**REQUIREMENT:** Establish how many lines in the entries hold the string "configure". The number by itself is the whole answer.

**DATA FOR ANALYSIS:**

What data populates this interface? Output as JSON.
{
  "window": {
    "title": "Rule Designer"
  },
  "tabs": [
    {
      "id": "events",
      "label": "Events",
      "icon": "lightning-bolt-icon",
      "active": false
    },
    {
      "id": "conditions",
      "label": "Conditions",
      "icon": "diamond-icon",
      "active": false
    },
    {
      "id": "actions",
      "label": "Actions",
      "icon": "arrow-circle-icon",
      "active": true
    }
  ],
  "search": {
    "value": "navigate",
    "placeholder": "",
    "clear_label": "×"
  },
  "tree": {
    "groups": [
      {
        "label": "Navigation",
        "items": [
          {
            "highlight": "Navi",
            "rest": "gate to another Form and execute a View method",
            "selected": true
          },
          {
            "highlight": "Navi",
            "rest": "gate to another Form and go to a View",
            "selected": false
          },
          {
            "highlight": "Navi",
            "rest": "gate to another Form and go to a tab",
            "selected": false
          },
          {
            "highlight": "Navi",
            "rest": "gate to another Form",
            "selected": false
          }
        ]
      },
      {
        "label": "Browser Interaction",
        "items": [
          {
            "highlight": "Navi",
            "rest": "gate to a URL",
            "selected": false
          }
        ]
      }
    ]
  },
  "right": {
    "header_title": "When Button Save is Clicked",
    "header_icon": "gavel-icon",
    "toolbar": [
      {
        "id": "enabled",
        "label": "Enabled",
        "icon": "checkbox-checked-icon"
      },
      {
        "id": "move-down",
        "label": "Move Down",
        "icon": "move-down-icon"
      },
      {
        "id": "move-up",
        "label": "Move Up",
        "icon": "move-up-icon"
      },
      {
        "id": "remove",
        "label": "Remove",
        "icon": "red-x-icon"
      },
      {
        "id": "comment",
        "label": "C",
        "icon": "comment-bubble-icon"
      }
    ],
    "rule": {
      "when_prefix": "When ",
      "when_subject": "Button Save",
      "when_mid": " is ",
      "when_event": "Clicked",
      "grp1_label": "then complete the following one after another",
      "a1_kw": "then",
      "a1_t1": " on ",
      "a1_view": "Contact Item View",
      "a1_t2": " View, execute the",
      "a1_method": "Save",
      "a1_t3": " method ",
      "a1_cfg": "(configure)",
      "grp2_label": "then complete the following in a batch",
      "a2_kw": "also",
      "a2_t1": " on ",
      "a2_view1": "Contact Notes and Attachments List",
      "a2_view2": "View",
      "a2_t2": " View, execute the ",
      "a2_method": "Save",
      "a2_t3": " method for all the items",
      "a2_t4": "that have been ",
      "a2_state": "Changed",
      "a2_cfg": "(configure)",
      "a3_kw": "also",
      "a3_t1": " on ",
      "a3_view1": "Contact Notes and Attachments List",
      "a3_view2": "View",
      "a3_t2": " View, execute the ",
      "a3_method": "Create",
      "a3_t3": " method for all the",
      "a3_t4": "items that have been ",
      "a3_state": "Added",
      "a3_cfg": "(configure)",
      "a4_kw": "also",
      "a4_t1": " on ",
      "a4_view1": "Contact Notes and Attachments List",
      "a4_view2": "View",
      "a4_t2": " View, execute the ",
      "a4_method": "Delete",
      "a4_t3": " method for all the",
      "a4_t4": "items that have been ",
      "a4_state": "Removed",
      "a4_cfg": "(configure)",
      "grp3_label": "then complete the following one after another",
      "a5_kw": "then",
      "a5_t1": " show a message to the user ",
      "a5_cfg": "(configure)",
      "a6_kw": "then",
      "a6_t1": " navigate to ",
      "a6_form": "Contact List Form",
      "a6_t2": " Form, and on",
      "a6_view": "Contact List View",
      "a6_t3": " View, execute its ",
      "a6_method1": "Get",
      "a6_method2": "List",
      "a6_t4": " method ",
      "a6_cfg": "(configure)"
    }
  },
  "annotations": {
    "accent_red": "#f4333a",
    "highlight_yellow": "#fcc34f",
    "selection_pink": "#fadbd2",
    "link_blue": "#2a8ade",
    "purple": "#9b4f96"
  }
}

**TASK RESULT:** 6